---------- RECORDS SUPPLIED
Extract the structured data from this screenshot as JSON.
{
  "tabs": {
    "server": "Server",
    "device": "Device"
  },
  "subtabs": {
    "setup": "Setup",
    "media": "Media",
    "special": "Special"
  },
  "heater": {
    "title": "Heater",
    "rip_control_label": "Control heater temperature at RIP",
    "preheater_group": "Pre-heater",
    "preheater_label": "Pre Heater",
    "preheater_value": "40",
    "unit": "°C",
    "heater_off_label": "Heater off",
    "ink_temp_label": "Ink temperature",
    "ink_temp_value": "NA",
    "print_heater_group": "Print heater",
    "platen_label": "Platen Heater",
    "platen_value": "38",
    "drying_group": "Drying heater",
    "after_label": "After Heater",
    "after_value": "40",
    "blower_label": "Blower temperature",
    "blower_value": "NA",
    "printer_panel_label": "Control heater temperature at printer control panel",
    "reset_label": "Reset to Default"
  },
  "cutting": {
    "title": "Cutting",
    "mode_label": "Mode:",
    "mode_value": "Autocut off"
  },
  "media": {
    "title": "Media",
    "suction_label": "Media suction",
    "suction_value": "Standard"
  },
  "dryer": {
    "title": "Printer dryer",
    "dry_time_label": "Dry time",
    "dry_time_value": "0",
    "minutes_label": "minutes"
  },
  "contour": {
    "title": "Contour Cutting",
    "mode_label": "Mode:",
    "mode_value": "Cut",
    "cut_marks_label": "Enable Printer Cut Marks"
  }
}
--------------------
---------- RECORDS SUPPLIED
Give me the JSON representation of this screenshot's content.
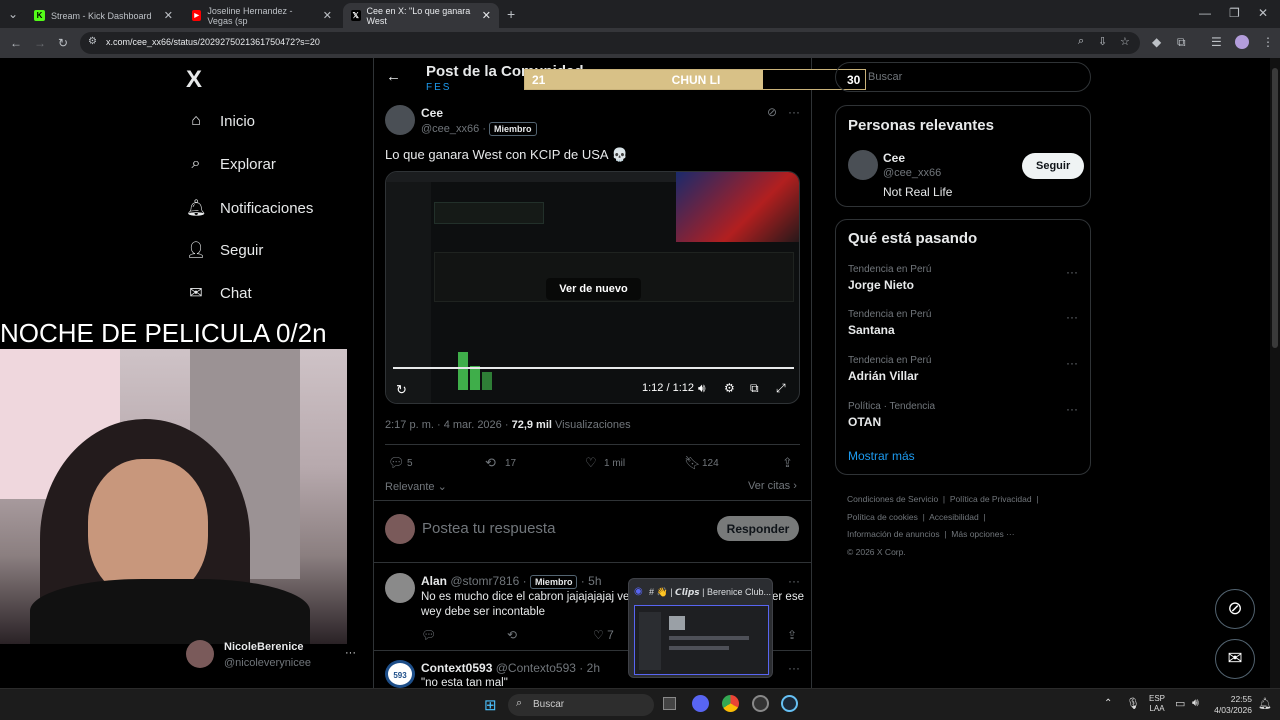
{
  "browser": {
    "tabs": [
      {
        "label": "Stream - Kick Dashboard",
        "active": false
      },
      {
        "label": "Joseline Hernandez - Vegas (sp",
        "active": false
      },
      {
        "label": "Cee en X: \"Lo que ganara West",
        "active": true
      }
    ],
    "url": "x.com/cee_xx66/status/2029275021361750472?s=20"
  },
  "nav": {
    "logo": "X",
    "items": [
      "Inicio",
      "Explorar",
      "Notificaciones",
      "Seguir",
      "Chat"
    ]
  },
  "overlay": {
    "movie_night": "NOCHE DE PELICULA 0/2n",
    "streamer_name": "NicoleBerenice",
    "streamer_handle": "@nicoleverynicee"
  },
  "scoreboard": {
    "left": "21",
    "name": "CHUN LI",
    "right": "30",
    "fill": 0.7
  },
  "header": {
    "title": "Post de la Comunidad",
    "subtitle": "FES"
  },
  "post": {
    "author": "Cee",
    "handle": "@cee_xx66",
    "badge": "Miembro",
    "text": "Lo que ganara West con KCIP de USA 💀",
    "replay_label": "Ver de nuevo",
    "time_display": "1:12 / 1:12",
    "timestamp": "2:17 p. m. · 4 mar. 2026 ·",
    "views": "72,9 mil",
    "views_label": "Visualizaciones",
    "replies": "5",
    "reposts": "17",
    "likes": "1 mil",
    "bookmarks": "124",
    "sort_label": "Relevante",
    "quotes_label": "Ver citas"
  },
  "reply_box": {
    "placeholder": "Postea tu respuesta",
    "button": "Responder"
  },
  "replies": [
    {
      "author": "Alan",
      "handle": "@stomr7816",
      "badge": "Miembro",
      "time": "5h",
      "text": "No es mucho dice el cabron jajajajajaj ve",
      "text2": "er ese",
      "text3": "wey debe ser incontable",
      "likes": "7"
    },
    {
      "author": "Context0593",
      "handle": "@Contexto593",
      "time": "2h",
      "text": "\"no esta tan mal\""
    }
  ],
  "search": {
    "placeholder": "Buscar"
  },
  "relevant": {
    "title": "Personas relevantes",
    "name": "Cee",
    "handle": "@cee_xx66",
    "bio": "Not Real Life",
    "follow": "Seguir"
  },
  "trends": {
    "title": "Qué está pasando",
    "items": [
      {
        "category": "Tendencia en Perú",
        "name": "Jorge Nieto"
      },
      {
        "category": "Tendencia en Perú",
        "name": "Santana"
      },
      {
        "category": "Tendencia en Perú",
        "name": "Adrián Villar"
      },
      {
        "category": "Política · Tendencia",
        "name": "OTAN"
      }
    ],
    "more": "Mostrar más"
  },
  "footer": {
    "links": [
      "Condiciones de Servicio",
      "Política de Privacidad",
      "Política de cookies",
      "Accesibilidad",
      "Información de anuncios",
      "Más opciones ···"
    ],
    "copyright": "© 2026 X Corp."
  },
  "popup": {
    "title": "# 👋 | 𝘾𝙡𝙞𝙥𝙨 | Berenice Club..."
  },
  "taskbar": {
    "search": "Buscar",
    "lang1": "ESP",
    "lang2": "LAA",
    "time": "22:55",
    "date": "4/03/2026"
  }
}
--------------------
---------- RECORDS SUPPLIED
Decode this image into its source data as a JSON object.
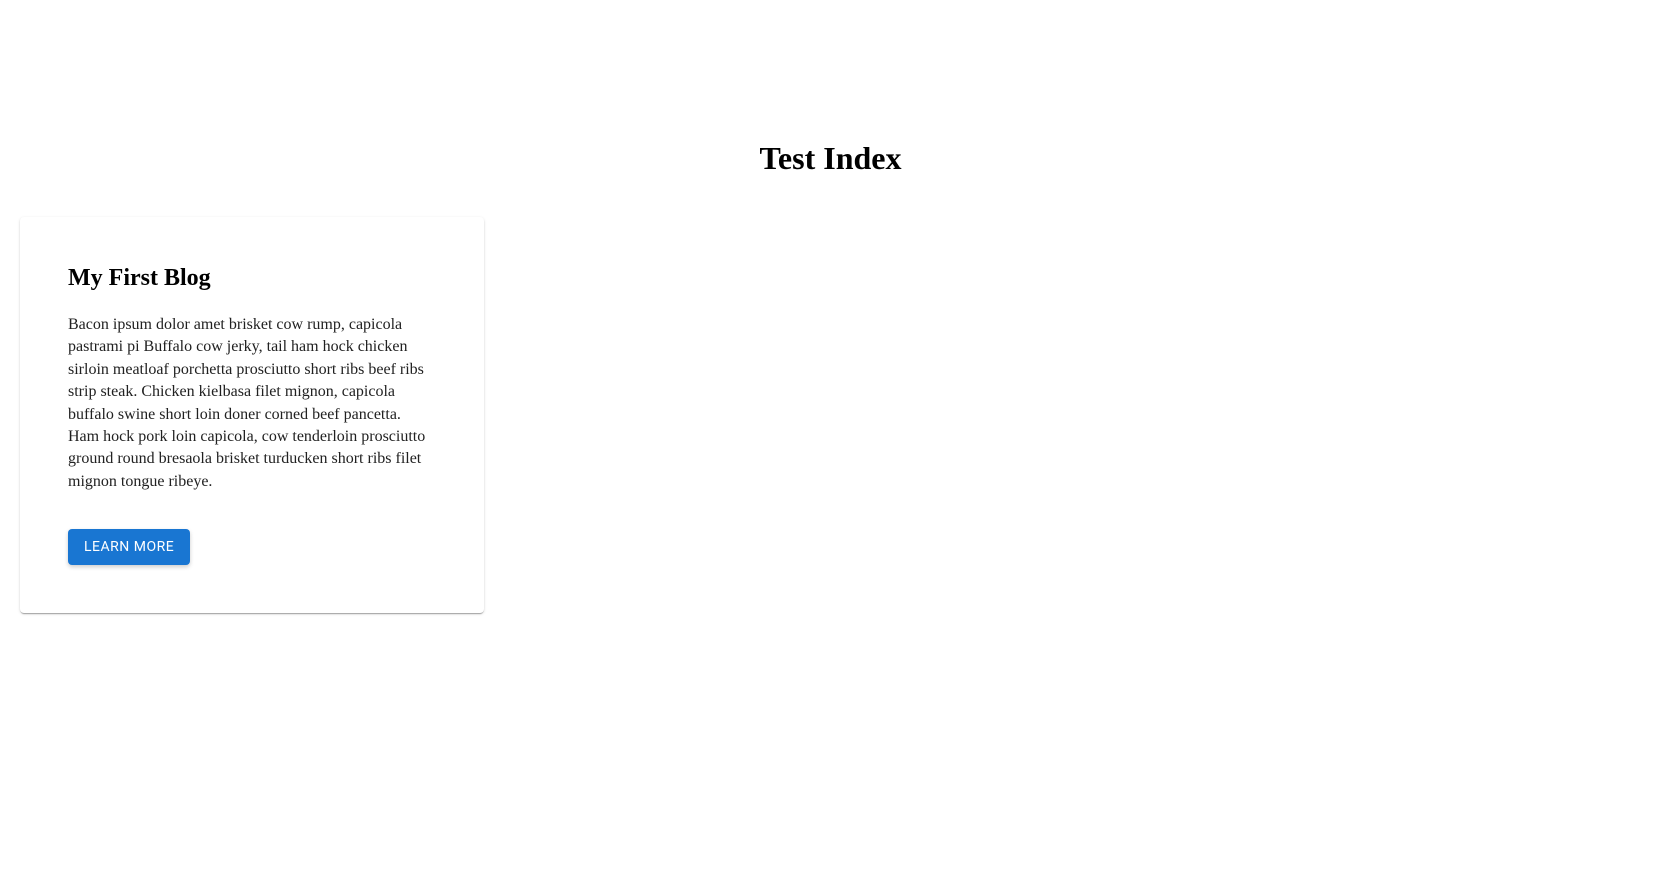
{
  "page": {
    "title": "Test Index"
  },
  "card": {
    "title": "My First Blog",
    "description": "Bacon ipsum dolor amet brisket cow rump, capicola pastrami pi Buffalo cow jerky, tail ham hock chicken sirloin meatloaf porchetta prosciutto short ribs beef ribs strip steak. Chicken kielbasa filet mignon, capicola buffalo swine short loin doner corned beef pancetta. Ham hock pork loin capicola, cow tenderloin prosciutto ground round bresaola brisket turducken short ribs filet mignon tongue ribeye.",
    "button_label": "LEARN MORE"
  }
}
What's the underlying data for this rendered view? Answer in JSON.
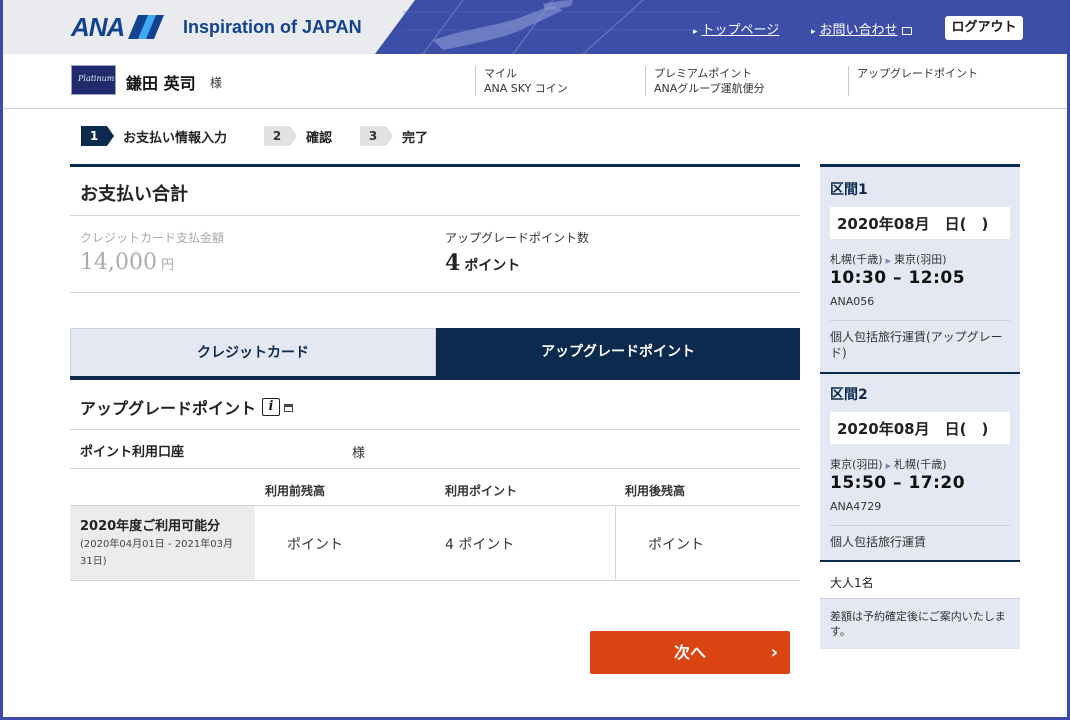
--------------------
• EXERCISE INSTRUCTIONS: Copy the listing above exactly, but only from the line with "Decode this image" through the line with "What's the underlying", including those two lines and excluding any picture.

• RESPONSE BELOW:
Decode this image into its source data as a JSON object.
{
  "page": {
    "title": "Test Index"
  },
  "card": {
    "title": "My First Blog",
    "description": "Bacon ipsum dolor amet brisket cow rump, capicola pastrami pi Buffalo cow jerky, tail ham hock chicken sirloin meatloaf porchetta prosciutto short ribs beef ribs strip steak. Chicken kielbasa filet mignon, capicola buffalo swine short loin doner corned beef pancetta. Ham hock pork loin capicola, cow tenderloin prosciutto ground round bresaola brisket turducken short ribs filet mignon tongue ribeye.",
    "button_label": "LEARN MORE"
  }
}
What's the underlying data for this rendered view? Answer in JSON.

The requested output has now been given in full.